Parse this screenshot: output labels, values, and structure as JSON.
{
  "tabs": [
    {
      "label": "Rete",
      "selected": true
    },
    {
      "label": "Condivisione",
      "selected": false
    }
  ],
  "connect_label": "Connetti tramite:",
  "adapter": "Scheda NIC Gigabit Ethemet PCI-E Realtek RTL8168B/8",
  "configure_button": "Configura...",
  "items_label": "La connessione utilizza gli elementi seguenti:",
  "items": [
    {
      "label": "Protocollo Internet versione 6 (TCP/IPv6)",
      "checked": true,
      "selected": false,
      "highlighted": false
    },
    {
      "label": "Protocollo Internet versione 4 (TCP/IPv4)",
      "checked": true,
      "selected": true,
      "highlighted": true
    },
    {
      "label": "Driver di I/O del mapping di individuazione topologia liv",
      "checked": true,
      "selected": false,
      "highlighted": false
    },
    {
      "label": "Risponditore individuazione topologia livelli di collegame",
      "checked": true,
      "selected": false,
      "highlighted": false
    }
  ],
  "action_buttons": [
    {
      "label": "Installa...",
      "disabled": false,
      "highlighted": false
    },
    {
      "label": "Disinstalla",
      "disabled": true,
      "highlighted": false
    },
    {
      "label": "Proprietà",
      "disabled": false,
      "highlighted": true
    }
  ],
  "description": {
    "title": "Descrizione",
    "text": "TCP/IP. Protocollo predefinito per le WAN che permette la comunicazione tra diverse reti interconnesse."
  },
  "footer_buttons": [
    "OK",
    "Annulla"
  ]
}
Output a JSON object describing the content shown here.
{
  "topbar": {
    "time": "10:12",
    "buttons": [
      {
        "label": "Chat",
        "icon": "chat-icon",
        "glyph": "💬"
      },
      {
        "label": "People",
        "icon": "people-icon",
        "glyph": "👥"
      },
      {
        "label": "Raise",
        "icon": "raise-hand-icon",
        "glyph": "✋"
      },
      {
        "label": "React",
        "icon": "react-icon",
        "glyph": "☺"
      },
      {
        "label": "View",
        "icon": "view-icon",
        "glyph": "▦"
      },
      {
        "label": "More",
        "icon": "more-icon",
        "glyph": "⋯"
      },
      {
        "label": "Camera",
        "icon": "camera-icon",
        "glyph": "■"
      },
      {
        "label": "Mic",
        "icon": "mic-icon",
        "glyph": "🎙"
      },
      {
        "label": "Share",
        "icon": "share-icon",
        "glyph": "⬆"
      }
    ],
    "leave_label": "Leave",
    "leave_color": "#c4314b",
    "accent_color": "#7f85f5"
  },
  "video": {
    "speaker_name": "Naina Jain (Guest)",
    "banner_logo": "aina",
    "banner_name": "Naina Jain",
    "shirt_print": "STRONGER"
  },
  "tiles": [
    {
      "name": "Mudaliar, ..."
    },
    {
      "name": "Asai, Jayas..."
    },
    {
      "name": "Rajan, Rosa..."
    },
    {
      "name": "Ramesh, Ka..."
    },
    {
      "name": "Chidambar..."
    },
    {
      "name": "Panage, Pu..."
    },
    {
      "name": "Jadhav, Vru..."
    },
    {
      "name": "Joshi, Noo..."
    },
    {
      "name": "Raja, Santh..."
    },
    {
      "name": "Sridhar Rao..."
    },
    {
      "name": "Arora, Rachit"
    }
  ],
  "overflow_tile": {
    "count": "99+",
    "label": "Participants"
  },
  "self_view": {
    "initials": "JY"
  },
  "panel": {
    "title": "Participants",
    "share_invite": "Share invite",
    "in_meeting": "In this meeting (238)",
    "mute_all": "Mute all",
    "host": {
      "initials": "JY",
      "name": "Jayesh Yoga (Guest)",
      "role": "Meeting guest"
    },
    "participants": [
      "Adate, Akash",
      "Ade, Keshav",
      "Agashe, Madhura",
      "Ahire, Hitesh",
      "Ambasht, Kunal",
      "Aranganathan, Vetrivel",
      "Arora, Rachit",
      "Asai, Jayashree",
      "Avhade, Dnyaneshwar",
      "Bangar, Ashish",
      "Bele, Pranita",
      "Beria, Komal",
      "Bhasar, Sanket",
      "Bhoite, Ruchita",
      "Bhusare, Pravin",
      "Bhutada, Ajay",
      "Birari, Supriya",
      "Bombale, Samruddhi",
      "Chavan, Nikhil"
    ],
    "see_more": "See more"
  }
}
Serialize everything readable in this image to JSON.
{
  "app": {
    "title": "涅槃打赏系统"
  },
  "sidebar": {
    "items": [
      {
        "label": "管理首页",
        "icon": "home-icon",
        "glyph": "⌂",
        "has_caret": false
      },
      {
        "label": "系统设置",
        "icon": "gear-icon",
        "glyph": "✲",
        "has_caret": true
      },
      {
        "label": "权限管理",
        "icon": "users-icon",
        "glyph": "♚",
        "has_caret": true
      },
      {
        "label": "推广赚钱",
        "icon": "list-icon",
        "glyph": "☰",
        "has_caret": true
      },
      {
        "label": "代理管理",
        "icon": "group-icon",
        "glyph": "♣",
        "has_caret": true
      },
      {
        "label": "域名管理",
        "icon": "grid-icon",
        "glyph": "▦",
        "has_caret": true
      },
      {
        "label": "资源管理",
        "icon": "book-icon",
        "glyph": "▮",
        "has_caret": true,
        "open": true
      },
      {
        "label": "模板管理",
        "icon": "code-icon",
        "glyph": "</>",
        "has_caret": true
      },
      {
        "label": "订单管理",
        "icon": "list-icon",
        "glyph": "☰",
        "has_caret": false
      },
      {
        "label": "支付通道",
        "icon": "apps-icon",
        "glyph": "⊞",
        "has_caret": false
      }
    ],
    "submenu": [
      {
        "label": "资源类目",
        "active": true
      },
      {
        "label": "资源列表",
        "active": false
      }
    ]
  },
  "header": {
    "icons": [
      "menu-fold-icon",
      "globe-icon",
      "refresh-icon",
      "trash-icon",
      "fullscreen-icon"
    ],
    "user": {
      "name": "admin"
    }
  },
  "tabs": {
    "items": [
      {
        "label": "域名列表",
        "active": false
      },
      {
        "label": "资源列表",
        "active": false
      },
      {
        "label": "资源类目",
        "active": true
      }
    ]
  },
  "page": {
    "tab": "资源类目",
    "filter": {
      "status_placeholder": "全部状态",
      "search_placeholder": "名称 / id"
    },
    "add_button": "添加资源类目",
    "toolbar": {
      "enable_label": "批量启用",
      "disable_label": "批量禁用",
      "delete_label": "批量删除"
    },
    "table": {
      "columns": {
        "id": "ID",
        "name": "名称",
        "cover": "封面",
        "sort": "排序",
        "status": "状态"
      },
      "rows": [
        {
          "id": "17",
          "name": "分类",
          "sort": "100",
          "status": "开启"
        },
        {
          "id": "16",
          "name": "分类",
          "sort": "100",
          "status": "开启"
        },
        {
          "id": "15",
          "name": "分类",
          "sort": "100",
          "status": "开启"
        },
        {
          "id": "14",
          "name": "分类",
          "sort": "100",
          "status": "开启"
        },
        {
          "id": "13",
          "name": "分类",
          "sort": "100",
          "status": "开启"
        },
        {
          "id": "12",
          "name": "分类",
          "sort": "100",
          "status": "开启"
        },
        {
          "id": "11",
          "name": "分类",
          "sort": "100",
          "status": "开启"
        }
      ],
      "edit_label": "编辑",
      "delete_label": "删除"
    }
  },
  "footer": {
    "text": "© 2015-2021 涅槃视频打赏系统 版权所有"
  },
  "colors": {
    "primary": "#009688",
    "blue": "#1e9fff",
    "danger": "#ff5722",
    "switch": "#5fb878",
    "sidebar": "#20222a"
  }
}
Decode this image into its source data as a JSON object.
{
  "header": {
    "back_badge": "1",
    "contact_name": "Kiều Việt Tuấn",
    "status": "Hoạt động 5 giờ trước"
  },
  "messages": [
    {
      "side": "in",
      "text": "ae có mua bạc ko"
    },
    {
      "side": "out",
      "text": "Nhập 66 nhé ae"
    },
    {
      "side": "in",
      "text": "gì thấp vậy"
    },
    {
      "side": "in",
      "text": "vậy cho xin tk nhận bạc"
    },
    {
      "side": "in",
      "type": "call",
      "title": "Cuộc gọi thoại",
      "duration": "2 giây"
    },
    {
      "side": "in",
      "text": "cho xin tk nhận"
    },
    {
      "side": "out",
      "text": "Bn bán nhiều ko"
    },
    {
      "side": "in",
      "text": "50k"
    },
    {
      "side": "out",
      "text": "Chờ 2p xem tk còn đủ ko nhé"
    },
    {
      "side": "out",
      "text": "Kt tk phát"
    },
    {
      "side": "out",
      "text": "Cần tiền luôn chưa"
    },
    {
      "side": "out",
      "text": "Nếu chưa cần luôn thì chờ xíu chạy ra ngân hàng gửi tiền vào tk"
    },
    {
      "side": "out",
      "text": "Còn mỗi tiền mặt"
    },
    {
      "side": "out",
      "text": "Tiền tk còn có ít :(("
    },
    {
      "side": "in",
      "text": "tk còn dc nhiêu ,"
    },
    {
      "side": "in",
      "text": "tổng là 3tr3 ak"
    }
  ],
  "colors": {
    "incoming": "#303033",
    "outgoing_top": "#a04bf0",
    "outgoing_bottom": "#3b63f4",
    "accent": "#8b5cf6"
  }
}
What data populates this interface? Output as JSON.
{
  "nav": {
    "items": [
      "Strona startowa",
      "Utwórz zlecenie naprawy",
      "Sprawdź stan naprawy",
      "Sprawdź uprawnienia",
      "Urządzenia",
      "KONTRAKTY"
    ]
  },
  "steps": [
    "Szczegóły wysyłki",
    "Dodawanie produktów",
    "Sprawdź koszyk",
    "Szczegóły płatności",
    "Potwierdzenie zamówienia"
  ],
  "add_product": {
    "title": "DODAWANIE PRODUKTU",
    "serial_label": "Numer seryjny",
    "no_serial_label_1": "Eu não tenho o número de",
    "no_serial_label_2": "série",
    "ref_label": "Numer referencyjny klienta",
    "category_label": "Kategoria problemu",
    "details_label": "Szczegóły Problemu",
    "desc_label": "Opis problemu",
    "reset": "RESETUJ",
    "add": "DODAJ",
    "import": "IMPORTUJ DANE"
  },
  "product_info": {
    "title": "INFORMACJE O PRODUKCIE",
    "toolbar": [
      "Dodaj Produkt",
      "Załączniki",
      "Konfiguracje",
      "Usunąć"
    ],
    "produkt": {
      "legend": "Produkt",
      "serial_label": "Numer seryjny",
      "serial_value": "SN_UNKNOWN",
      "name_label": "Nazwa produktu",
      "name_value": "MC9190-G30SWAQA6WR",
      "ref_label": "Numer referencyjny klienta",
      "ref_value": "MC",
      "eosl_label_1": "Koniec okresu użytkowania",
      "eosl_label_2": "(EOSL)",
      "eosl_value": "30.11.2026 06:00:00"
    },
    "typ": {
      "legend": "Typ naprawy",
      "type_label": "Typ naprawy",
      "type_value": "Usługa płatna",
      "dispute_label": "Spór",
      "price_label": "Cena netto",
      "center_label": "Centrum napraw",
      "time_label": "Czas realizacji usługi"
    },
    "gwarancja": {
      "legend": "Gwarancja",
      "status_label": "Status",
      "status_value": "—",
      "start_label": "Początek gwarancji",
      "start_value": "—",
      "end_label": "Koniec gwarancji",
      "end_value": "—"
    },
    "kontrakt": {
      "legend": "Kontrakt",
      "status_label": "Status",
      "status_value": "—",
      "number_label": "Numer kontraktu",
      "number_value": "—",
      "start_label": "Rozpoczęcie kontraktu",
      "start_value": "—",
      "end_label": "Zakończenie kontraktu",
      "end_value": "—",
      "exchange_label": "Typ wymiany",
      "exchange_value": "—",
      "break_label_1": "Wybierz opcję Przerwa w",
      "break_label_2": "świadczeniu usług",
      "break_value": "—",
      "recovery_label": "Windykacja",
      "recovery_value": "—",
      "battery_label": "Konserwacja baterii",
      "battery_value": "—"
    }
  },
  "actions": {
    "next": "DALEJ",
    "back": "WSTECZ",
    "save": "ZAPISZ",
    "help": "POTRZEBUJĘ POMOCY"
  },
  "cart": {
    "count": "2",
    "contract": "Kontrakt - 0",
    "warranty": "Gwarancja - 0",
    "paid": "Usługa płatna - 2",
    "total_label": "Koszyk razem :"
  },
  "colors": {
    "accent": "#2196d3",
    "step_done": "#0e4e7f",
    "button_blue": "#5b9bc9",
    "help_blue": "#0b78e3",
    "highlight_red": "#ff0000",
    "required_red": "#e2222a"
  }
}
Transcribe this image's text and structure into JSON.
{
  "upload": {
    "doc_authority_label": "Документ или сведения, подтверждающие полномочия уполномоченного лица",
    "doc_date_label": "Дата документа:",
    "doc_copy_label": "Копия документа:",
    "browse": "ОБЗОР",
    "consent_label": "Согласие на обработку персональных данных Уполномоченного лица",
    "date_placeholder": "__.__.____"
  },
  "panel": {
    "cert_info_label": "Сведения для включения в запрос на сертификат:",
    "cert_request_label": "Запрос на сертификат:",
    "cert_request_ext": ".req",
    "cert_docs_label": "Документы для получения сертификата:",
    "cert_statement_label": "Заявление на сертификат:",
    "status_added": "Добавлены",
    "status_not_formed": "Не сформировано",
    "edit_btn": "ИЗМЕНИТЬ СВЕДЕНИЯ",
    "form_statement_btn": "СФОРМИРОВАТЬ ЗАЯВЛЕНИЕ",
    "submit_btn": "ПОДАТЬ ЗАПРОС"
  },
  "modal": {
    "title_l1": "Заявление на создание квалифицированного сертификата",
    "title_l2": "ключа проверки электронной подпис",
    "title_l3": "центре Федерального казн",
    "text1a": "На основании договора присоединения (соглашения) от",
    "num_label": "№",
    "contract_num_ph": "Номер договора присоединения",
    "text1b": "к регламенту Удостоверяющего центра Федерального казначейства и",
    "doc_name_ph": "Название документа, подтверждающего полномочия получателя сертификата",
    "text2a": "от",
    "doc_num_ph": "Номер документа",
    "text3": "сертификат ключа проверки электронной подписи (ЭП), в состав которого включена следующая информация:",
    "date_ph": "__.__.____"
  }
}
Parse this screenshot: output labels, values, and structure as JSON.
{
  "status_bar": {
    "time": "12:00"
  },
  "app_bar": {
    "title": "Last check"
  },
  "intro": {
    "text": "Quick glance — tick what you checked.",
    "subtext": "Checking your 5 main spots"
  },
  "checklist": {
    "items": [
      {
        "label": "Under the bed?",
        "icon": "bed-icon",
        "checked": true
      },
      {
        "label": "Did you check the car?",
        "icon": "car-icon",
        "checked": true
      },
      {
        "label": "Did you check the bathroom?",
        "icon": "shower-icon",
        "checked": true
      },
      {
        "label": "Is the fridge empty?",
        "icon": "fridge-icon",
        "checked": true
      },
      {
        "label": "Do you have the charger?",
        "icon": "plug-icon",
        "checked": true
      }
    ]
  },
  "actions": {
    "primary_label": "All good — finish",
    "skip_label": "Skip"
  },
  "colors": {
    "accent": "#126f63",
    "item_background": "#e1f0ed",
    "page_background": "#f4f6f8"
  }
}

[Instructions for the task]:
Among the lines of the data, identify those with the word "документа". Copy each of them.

[Written response]:
    "doc_date_label": "Дата документа:",
    "doc_copy_label": "Копия документа:",
    "doc_name_ph": "Название документа, подтверждающего полномочия получателя сертификата",
    "doc_num_ph": "Номер документа",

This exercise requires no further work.